Video | Agriculture | Confidence | Economy | Energy | Employment | Finance | Media | Property | RBNZ | Science | SOEs | Tax | Technology | Telecoms | Tourism | Transport | Search

 


Government decision could hit cleaners’ wages, says BSC

Government decision could hit cleaners’ wages, says BSC


Government decision could hit cleaners’ wages, says BSC The Government’s decision to withdraw endorsement of the Principles of the Property Services Industry Agreement could lead to lower wages for some cleaning workers, says Building Service Contractors New Zealand (BSC).

Labour Minister Simon Bridges has announced that suppliers of cleaning services will no longer be required to be members of BSC, the industry body for the cleaning industry, to contract to clean Government facilities.

BSC President Patrick Lee-Lo said: “Currently most companies contracted to clean Government buildings are BSC members who all pay their staff an agreed amount above the minimum wage. This is set annually through our MECA negotiations. “This decision leaves the doors open for those who pay their staff the minimum wage to put forward cheaper tenders for Government work.

“However, while this is disappointing, our experience is that building managers are aware that the best value is achieved by contracting with cleaning companies whose staff are well trained and managed and enjoy a fair wage and conditions.

“All BSC members are required to adhere to the highest standards of health and safety, quality, sustainability, compliance and service delivery.” The BSC does not agree with the Minister’s statement that “few, if any, benefits” have been achieved for workers through the Principles Agreement.

Mr Lee-Lo said: “Since 2008 staff working on cleaning contracts for Government buildings all over New Zealand had been assured of fair pay, fair working conditions and reasonable hours. That has been of significant benefit to cleaners.

“BSC strives constantly to lift industry standards across the board. The essential service the cleaning industry provides to Kiwi communities 24/7 often flies beneath the radar. “We have just held our inaugural Clean Sweep Awards which not only promote excellence and innovation but recognise that huge contribution. New Zealand could not operate without cleaners – and cleaners need fair pay and work conditions to do their jobs well.”

The Principles Agreement was hailed as an historic agreement when it was signed in 2008 by the Service and Food Workers Union (SFWU), Property Council New Zealand, BSC and the then Government.

It was developed and agreed between the parties to recognise the mutual economic and social benefits of having valuable properties cleaned and serviced by a workforce that is fairly recognised for the work they do.

Its principles include:

• Clients receive and pay for good service

• Reputable service providers bid and win work based on fair contracting principles and reasonable reward

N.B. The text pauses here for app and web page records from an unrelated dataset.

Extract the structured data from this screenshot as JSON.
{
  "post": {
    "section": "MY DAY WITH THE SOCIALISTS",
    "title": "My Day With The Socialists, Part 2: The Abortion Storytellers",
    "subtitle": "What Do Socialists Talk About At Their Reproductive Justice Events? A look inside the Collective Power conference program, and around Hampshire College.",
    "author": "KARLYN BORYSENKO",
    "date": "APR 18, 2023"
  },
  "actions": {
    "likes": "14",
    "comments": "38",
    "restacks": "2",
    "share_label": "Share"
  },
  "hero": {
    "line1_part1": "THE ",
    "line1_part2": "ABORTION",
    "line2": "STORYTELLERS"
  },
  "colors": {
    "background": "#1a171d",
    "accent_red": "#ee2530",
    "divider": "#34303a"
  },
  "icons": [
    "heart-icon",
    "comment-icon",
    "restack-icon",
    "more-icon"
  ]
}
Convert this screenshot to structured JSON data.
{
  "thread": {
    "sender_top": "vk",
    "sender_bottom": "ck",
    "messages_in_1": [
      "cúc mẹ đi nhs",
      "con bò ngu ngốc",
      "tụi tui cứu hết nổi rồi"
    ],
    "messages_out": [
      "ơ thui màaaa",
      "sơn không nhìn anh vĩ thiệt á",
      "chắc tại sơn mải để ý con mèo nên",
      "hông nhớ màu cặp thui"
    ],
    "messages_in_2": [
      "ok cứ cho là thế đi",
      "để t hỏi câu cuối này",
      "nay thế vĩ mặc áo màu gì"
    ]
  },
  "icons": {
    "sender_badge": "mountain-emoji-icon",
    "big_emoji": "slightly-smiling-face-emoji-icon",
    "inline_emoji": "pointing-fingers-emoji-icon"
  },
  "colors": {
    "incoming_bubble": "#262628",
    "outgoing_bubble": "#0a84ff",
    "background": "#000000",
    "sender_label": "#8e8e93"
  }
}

• Cleaners enjoy good jobs with sufficient hours, fair pay, reasonable work rates and safe conditions. ENDS

© Scoop Media

 
 
 
 
 
Business Headlines | Sci-Tech Headlines

 

OceanaGold: Man Killed In Waihi Mine Accident

A 29-year-old man had died following a work place accident at OceanaGold mine, Waihi last night. The man was killed after the front end loader he was in rolled down a slope. The accident happened at approximately 6.30pm on Thursday night. More>>

ALSO:

Constructing Consent: Annual Housing Consents Highest In Over A Decade

More than 29,000 new homes gained building consent in the year to June 2016, up 16 percent from the previous June year, Statistics New Zealand said today. More>>

ALSO:

War Against Weevil For Future Peas: “No Peas, No Weevil” Ban Now In Place In Wairarapa

The Ministry for Primary Industries (MPI) has today placed a ban on growing peas within a specified area and placed controls on moving pea material (seed and untreated pea straw) within, in and out of this area for the next 2 years. More>>

ALSO:

Wood Producers: Crisis In New Zealand Log Supply

New Zealand wood processing leaders held a hui with senior government officials and political leaders in Whangarei yesterday to assess the acute log supply shortage to local mills in Northland. More>>

Consents And Taxes: Trustpower 'Very Disappointed' With Judgement

Trustpower is "very disappointed" with a Supreme Court ruling dismissing its bid to claim tax deductions on $17.7 million of project costs in a case closely watched by large-scale infrastructure developers. More>>

ALSO:

Fruitful Endeavours: Kiwifruit Exports Reach Record Levels

In June 2016, kiwifruit exports rose $105 million (47 percent) from June 2015 to reach $331 million, Statistics New Zealand said today. Overall, goods exports rose $109 million (2.6 percent) in June 2016 (to $4.3 billion). More>>

ALSO:

Get More From Scoop

 
 
 
 
 
 
 
 
 
Business
Search Scoop  
 
 
Powered by Vodafone
NZ independent news